  5. Diana A. Vasile, Martin Kleppmann, Daniel R. Thomas, and Alastair R. Beresford. Ghost trace on the wire? Using key evidence for informed decisions. 27th International Workshop on Security Protocols, April 2019.
  6. Martin Kleppmann, Victor B. F. Gomes, Dominic P. Mulligan, and Alastair R. Beresford. Interleaving anomalies in collaborative text editors. 6th Workshop on Principles and Practice of Consistency for Distributed Data (PaPoC), March 2019. doi:10.1145/3301419.3323972
  7. Martin Kleppmann, Victor B. F. Gomes, Dominic P. Mulligan, and Alastair R. Beresford. OpSets: Sequential Specifications for Replicated Datatypes. arXiv:1805.04263 [cs.DC], May 2018.
  8. Martin Kleppmann, Victor B. F. Gomes, Dominic P. Mulligan, and Alastair R. Beresford. OpSets: Sequential Specifications for Replicated Datatypes (Proof Document). Isabelle Archive of Formal Proofs, May 2018.
  9. Martin Kleppmann, Stephan A. Kollmann, Diana A. Vasile, and Alastair R. Beresford. From Secure Messaging to Secure Collaboration. 26th International Workshop on Security Protocols, March 2018. doi:10.1007/978-3-030-03251-7_21
  10. Victor B. F. Gomes, Martin Kleppmann, Dominic P. Mulligan, and Alastair R. Beresford. Verifying Strong Eventual Consistency in Distributed Systems. Proceedings of the ACM on Programming Languages (PACMPL), Vol. 1, OOPSLA, Article 109, October 2017. doi:10.1145/3133933
  11. Victor B. F. Gomes, Martin Kleppmann, Dominic P. Mulligan, and Alastair R. Beresford. A framework for establishing Strong Eventual Consistency for Conflict-free Replicated Datatypes. Isabelle Archive of Formal Proofs, July 2017.
  12. Stephan A. Kollmann and Alastair R. Beresford. The Cost of Push Notifications for Smartphones using Tor Hidden Services. Workshop on Innovations in Mobile Privacy and Security (IMPS), April 2017. doi:10.1109/EuroSPW.2017.55
  13. Martin Kleppmann and Alastair R. Beresford. A Conflict-free Replicated JSON Datatype. IEEE Transactions on Parallel and Distributed Systems, Vol. 28, Issue 10, Pages 2733–2746, April 2017. doi:10.1109/TPDS.2017.2697382
  14. Martin Kleppmann and Jay Kreps. Kafka, Samza and the Unix Philosophy of Distributed Data. IEEE Data Engineering Bulletin, Volume 38, Issue 4, Pages 4–14, December 2015.
  15. Martin Kleppmann and Conrad Irwin.

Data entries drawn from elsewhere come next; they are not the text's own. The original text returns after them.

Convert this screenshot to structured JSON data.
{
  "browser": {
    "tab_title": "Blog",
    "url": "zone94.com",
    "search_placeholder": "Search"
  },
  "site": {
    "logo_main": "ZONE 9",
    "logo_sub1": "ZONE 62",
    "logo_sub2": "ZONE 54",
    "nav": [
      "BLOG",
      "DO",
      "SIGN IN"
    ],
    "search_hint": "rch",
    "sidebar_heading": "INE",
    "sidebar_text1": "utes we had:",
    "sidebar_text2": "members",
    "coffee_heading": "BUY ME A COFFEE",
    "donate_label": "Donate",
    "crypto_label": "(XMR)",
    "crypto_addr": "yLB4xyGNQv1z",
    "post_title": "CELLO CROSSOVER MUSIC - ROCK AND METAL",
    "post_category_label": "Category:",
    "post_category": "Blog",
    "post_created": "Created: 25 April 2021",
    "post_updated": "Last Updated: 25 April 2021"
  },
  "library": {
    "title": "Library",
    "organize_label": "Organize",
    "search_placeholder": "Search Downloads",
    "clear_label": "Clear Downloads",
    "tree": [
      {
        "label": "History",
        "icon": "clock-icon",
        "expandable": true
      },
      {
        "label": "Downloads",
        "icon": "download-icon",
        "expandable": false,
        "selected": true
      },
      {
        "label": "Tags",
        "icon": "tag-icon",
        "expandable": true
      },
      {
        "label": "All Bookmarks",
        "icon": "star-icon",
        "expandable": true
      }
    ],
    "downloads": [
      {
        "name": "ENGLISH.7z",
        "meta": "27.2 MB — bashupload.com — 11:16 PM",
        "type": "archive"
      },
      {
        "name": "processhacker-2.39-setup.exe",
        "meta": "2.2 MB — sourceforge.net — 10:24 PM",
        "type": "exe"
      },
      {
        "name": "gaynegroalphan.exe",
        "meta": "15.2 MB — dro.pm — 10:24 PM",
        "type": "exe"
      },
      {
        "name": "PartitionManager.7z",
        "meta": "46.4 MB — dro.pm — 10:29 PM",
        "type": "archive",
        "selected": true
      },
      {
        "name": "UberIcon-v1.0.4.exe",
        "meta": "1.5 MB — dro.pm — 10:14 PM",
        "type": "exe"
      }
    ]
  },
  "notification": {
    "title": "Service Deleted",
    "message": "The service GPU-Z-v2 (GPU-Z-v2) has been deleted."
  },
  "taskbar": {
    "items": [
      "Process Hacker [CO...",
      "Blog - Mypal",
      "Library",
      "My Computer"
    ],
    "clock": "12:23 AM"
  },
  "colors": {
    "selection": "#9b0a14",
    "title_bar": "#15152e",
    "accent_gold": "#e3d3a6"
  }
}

Strengthening Public Key Authentication against Key Theft. 9th International Conference on Passwords, December 2015. doi:10.1007/978-3-319-29938-9_9

Alastair Beresford

Martin Kleppmann

Stephan Kollmann

Diana Vasile

Victor Gomes

Dominic Mulligan

Matthew Weidner

Daniel Hugenroth


We gratefully acknowledge the support of the Leverhulme Trust, the Isaac Newton Trust, The Boeing Company, Nokia Bell Labs through the Centre for Mobile, Wearable Systems and Augmented Intelligence, EPSRC, and Microsoft Research Cambridge. We also collaborate with the Ink&Switch research lab.